Records from a collection:
━━━

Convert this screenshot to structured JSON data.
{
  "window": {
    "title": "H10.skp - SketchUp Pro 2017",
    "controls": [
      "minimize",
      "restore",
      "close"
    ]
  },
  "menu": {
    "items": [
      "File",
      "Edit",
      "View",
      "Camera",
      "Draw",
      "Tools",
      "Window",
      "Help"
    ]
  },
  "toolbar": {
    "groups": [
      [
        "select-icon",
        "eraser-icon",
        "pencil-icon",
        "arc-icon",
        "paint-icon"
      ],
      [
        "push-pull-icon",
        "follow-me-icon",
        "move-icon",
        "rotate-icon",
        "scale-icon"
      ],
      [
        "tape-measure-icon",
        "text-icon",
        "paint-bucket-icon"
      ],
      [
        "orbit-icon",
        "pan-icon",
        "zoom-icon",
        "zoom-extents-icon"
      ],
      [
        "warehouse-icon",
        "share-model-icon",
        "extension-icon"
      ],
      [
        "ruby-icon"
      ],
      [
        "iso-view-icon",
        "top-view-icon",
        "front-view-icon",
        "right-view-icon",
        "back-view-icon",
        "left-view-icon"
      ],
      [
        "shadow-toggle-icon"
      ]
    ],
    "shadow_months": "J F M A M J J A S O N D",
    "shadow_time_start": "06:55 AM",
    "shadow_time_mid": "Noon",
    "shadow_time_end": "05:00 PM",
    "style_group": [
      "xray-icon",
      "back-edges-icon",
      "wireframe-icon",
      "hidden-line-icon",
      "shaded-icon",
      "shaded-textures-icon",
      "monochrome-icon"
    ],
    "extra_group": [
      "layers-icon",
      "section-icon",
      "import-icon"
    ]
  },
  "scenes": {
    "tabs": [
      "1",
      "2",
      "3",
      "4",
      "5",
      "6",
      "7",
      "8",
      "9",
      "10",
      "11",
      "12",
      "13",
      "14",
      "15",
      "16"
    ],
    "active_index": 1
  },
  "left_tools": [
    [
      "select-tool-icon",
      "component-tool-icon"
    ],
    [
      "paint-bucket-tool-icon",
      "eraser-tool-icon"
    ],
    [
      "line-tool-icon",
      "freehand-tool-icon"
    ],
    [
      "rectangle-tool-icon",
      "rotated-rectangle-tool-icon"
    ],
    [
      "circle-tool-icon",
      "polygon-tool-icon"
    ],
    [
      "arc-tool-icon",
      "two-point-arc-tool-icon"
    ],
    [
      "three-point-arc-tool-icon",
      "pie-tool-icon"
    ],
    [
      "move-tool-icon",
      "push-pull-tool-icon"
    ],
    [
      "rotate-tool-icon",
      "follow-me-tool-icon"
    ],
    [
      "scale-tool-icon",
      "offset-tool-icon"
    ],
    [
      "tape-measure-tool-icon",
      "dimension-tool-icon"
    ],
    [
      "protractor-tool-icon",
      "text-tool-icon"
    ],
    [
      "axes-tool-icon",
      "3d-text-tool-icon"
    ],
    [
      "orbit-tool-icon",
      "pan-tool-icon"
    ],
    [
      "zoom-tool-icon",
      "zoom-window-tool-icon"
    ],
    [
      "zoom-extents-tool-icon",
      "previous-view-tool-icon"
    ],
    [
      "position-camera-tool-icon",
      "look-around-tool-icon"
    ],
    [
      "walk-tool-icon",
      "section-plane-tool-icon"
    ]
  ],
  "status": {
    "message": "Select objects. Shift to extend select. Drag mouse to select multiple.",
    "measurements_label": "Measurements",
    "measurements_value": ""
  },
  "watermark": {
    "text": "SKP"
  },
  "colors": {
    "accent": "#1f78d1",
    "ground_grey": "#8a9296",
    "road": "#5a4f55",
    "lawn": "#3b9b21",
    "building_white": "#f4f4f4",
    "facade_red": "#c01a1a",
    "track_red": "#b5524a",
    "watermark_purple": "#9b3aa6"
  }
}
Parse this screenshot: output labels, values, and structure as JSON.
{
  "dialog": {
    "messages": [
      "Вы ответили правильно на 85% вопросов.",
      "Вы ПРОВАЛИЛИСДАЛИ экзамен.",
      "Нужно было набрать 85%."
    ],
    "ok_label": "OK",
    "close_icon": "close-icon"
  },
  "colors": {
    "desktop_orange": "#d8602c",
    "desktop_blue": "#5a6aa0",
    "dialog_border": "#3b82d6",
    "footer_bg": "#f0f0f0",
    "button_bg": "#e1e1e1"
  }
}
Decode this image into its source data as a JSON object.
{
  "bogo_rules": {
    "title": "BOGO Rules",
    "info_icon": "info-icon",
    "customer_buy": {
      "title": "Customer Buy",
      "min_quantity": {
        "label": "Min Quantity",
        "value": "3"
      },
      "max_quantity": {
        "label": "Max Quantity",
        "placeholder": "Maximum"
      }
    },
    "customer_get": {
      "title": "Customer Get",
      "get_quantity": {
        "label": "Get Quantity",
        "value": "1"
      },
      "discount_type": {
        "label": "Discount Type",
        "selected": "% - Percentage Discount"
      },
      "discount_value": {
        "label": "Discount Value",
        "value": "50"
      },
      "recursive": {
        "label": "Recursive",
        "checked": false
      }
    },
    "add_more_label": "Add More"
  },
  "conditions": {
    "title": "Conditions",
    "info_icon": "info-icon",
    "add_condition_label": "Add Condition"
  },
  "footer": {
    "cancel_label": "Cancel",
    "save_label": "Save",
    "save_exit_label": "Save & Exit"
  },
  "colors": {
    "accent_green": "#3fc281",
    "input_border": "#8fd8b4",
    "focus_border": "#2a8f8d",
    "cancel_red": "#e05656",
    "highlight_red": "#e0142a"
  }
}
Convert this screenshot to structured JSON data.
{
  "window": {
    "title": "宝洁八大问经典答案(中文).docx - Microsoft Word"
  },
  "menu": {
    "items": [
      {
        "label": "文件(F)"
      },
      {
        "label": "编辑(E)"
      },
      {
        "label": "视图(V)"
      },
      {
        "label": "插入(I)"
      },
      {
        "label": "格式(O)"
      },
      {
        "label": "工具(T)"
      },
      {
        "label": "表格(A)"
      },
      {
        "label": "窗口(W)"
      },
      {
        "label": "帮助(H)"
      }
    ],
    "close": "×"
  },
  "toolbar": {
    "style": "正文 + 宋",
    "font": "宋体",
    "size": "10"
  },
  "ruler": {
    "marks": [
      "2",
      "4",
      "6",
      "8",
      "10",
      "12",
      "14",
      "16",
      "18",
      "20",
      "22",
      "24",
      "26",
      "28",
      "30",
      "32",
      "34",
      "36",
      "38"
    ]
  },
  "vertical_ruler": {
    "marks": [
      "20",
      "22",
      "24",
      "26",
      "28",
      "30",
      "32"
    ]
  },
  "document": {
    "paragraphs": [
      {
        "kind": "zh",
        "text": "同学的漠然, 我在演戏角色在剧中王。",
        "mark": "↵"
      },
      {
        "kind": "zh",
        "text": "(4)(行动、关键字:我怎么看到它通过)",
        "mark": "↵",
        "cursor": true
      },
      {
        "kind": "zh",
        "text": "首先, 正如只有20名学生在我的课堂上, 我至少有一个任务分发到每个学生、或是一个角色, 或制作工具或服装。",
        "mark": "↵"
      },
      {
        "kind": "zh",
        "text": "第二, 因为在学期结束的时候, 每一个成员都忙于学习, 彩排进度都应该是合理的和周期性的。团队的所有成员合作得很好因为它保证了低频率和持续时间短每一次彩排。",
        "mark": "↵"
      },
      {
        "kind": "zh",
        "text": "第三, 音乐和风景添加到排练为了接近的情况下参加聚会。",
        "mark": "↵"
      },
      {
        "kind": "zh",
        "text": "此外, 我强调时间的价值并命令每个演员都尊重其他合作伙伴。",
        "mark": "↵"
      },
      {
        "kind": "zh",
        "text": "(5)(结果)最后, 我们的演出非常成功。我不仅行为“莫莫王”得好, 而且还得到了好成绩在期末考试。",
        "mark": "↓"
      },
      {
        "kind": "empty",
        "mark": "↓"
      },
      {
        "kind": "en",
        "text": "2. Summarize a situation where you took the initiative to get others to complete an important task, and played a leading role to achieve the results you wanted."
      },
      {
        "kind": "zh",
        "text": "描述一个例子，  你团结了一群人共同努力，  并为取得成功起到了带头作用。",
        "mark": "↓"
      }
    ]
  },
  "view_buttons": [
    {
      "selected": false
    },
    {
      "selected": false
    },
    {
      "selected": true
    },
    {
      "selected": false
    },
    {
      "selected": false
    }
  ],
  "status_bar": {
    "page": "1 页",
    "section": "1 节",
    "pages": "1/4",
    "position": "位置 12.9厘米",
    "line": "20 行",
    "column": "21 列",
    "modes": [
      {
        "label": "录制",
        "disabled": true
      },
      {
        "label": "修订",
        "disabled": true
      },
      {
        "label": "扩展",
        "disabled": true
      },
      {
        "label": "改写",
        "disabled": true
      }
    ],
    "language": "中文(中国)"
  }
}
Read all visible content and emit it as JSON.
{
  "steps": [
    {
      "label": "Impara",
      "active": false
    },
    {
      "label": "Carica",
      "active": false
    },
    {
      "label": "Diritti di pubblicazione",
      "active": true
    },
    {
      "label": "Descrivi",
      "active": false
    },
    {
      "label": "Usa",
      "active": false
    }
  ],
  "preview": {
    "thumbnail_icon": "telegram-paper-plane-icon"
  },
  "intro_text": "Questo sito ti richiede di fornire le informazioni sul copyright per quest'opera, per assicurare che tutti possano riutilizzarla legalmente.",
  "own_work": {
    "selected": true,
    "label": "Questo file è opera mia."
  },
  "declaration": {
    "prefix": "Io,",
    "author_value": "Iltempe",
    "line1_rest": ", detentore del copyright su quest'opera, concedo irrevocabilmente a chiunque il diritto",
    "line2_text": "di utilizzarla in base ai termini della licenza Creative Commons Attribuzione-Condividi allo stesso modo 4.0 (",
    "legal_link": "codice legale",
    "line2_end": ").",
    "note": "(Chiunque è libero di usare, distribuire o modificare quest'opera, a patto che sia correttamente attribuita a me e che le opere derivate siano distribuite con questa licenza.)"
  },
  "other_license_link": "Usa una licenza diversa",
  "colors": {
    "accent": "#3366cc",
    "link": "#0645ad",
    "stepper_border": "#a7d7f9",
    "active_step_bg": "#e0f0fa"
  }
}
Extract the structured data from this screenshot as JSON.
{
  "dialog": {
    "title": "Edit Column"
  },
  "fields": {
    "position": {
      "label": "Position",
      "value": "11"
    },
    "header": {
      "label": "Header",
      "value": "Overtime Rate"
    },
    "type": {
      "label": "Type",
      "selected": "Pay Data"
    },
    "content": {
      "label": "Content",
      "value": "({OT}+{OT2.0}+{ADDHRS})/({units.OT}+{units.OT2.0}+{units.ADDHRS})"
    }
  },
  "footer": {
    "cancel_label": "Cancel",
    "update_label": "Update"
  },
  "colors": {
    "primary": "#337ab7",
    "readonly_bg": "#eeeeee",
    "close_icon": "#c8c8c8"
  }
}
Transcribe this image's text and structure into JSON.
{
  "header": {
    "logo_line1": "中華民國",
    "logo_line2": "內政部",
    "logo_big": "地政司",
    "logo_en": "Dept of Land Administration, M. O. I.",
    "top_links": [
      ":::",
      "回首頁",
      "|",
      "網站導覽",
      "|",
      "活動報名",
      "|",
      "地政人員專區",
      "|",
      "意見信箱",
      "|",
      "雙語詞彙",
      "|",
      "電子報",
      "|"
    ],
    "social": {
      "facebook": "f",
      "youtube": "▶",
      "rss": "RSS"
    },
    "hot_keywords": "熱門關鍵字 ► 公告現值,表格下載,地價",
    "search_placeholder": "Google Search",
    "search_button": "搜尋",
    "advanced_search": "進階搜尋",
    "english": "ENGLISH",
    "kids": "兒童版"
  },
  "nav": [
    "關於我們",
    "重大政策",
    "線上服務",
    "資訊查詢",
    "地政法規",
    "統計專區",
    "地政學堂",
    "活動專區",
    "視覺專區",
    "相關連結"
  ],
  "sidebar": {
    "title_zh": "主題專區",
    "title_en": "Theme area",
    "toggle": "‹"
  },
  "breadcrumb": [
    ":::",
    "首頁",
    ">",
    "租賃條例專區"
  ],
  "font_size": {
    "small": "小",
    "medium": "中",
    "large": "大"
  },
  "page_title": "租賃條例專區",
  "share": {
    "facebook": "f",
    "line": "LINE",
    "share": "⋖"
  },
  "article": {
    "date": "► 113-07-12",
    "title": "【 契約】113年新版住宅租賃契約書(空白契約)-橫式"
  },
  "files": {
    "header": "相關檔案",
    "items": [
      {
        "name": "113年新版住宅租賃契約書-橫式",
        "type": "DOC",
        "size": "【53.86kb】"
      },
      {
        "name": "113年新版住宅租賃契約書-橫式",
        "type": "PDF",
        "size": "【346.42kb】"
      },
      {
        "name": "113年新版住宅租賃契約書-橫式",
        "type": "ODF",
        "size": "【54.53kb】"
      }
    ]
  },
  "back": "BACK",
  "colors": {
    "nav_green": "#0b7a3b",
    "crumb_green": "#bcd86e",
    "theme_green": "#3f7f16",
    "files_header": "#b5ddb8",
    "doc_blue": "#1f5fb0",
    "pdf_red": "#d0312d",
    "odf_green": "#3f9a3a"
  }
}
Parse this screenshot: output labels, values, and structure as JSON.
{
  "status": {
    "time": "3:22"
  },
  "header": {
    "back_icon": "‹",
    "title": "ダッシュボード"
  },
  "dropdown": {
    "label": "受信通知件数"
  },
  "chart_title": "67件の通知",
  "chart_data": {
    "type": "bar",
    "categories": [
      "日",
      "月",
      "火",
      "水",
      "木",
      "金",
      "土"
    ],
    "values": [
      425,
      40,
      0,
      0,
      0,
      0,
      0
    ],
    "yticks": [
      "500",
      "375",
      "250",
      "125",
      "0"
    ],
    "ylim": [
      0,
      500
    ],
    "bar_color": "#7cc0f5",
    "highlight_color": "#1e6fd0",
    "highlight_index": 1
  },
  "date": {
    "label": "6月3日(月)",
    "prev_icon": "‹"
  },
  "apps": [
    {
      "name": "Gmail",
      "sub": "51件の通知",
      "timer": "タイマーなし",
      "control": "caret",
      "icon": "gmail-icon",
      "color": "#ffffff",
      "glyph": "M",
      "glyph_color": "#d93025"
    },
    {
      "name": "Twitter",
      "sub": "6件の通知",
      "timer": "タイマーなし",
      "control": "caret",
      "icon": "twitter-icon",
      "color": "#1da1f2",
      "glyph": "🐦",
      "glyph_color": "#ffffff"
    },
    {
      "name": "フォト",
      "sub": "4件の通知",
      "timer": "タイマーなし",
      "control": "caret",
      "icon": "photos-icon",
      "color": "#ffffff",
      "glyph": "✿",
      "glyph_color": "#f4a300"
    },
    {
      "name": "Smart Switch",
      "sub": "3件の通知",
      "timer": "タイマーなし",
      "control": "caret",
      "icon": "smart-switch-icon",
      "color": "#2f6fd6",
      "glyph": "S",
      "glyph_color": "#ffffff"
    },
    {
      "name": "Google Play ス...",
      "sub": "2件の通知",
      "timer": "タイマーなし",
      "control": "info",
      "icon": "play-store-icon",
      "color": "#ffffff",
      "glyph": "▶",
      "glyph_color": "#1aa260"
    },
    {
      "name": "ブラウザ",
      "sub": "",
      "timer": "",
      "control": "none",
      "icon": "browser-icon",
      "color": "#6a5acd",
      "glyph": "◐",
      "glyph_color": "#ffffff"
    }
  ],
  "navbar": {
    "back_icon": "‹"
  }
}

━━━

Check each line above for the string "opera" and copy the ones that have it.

ANSWER FOR THE TASK:
  "intro_text": "Questo sito ti richiede di fornire le informazioni sul copyright per quest'opera, per assicurare che tutti possano riutilizzarla legalmente.",
    "label": "Questo file è opera mia."
    "line1_rest": ", detentore del copyright su quest'opera, concedo irrevocabilmente a chiunque il diritto",
    "note": "(Chiunque è libero di usare, distribuire o modificare quest'opera, a patto che sia correttamente attribuita a me e che le opere derivate siano distribuite con questa licenza.)"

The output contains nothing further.